Assigned task: For each line in the data that includes "Existing", make a copy.

(Component data from apps and pages)
* * * * * * *

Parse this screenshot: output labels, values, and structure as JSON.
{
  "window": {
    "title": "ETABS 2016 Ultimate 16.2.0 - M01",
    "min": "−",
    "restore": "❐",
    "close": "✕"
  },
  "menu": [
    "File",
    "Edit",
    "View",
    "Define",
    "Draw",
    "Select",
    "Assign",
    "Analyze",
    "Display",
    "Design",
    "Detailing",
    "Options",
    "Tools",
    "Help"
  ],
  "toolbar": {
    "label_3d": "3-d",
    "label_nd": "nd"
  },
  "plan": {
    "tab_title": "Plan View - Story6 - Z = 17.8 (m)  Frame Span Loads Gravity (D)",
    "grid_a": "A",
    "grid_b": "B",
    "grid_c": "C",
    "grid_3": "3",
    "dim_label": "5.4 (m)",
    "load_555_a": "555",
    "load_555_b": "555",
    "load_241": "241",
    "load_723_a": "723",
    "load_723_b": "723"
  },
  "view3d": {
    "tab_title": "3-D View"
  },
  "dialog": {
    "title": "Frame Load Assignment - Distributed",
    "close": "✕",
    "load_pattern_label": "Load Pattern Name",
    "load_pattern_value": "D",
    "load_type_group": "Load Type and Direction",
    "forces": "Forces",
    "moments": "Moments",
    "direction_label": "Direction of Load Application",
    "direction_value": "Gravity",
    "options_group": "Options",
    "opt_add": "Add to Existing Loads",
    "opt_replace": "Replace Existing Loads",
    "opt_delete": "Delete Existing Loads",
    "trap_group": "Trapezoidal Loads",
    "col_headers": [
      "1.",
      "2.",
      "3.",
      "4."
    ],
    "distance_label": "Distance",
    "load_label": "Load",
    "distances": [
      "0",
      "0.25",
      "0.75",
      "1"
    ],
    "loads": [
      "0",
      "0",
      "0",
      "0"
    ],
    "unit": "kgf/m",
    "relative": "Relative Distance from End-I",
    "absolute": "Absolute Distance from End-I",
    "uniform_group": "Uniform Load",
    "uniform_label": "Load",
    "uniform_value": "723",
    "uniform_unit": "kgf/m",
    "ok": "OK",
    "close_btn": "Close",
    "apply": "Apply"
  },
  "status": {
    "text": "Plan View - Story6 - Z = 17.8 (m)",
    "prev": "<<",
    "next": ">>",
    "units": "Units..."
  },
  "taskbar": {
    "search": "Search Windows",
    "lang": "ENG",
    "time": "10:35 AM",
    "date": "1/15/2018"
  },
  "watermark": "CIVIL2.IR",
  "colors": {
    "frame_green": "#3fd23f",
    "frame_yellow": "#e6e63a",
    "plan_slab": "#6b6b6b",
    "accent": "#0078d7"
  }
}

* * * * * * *

Answer box:
    "opt_add": "Add to Existing Loads",
    "opt_replace": "Replace Existing Loads",
    "opt_delete": "Delete Existing Loads",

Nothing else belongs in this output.